When selecting the best food for older cats with arthritis here are some things to consider.
Cats between 7 and 10 years old are considered mature, cats between 11 and 14 years senior, and a cat more than 14 years old is considered to be geriatric, according to the American Animal Hospital Association. Many manufacturers now make cat food for these different age groups.
Anytime after the age of 7 a cat could be considered for a senior diet. However all dietary requirements should be based on your cat’s individual health status and whether they suffer from any chronic conditions, such as feline arthritis. If they do, you should also look for a cat food that supports those issues in addition to being formulated for older cats.
Your cat’s energy requirements
As your cat ages it is likely to spend more time sleeping and being generally less active. This will be even more likely if your furry family member suffers from uncomfortable conditions such as feline arthritis that can make physical activity difficult. As a cat’s energy requirements decrease they can become overweight if not fed correctly. However sometimes older cats go the other way, and can actually loose weight and condition. So it’s important to understand the caloric requirements of your cat and make sure you following the guidelines that come with most quality veterinary recommended or endorsed products.
Nutritionally complete cat food
You should also look for a cat food that claims to be “nutritionally complete”. These foods are made to meet AAFCO (American Association of Feed Control Officials) nutritive requirements and these vary for different stages of your cat’s life – ranging from “Growth” to “Adult”.
Foods that are sold as treats or snacks don’t usually meet these nutritional standards and would be considered as ‘supplemental foods’ only.

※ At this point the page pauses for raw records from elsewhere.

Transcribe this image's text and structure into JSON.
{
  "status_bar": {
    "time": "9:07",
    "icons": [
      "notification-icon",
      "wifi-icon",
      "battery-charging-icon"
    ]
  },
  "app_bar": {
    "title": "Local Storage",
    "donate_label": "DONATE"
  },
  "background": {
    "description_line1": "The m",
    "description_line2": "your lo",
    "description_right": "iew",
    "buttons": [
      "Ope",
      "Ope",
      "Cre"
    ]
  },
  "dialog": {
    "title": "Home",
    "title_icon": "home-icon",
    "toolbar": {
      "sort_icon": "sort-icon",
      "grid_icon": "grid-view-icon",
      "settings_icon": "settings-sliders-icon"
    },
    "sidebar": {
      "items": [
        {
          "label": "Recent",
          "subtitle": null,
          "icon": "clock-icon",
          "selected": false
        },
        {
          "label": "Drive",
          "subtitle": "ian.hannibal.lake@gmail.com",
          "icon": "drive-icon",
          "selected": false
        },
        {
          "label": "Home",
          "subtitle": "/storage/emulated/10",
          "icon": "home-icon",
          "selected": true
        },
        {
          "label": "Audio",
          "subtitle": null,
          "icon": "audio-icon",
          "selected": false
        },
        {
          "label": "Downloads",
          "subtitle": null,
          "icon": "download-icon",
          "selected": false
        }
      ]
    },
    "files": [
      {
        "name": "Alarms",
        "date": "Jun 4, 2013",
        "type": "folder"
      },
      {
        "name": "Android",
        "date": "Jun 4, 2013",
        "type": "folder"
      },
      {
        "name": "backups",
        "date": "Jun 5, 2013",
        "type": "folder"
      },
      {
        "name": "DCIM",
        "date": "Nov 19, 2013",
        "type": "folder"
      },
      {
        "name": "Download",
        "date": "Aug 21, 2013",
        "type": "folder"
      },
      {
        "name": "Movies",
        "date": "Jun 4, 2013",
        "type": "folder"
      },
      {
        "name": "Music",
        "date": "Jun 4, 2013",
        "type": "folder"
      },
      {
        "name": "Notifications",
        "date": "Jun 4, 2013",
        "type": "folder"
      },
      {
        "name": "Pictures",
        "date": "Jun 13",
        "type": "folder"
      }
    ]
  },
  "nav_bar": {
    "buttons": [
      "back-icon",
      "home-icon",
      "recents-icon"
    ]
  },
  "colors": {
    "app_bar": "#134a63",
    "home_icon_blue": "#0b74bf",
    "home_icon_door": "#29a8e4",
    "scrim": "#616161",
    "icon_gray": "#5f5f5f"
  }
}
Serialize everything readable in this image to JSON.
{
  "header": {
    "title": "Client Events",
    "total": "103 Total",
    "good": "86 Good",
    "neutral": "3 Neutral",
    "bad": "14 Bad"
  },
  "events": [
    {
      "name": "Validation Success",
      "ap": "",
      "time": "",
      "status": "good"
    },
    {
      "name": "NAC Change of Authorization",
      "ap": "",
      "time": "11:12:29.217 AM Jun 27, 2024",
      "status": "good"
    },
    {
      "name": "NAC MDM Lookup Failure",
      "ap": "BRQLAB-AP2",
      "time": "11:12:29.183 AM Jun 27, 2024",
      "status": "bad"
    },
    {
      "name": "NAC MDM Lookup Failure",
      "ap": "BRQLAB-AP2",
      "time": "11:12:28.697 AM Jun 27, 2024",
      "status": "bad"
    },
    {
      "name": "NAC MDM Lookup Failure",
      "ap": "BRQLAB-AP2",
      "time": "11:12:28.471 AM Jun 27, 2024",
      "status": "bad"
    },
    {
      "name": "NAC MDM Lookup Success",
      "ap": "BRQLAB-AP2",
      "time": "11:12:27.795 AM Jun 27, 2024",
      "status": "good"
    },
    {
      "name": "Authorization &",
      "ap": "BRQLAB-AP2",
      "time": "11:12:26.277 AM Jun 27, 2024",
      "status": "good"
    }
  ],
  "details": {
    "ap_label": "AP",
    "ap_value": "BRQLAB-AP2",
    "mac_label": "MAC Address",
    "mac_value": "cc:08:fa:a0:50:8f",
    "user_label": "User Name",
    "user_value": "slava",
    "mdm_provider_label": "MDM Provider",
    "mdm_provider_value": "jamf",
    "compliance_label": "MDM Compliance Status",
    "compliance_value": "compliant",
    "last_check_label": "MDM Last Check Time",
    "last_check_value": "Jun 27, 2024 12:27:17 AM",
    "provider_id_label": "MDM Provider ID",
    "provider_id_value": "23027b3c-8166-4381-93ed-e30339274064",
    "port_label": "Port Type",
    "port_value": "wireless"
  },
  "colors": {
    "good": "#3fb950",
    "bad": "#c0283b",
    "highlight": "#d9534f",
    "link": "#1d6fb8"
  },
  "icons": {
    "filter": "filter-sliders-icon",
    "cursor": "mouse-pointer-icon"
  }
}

You will often see these words on the label of these types of products indicating that they are not a complete food.
What’s in the food?
Check the ingredients list
Good quality cat foods should contain essential proteins, fats, vitamins and minerals.
Cats need protein from animal sources in their diet as they can’t produce the vital amino acid taurine themselves. Meat should be among the first ingredients on the label by weight according to FDA standards.
Different countries have different manufacturing standards and labeling requirements for cat food. For example there is a difference between ‘meat’, ‘meat derivatives’ and ‘meat by-products’. It’s important to check the product ingredients carefully if you want the best quality product for your older cat.
Products may also state they contain certain ingredients boldly on the label, but it may represent a very small proportion of the actual contents of the product, in some cases only 5 % of the total. In the USA, ingredients should be listed on the label in descending order of inclusion in the product.
Joint support – what else to look for?
Quality cat food for older cats with arthritis should contain some if not all of the following ingredients that support joint and cartilage health.
- Higher levels of EPA and DHA (types of Omega-3) than those found in regular commercial cat foods
- Glucosamine to provide joint support
- Chondrotin sulfate a building block of joint function
- Antioxidants to promote good health
- L-carnitine to aid metabolism
Like us, our pets enjoy tasty food. As pets age, the taste of food can become more important, particularly if your pets appetite has decreased with age. Cats may find it hard to get the nutrients they need if they don’t eat the required amount of food. Wet foods can sometimes be more pungent than dry foods making them more appealing to fussy cats.
One thing to look out for is the level of salt in the food, which manufacturers sometimes add to make the food more palatable. This is less of an issue for healthy cats but should be considered if you have a senior cat with chronic conditions such as feline arthritis, kidney issues or your cat doesn’t drink enough water.
Sustainability issues are an important decision making factor for some people when purchasing any consumer products including their pets food. When foods contain ingredients such as fish oil products, especially those harvested from the wild, it’s good to check where these are sourced from to not only promote sustainability, but they can also impact quality and contamination levels.
Many pet manufacturers make their pet food products in human grade production facilities. Buying cat food manufactured in countries that adhere to Good Manufacturing Processes (GMP) can help to ensure that the resulting food product is of a suitable quality to deliver the benefits needed by aging arthritic pets.
Special dietary foods for your cat will not be the cheapest cat food on the market but you should still look for value for money by comparing package sizes and feeding guidelines. A cheaper product may not be the cheapest option if you need to feed your cat twice as much for the same benefit. Try comparing products by weight, for example the cost per 100 grams.
Also check how much water the product contains, as this will affect the weight of the product without necessarily improving its nutritional value. Water content is not always bad in a product, especially if your cat doesn’t drink much. This can be a helpful way of getting more moisture in your cats diet.
Want to know which food is best?
Check out our Review of the Best Cat Food for Older Cats with Arthritis here.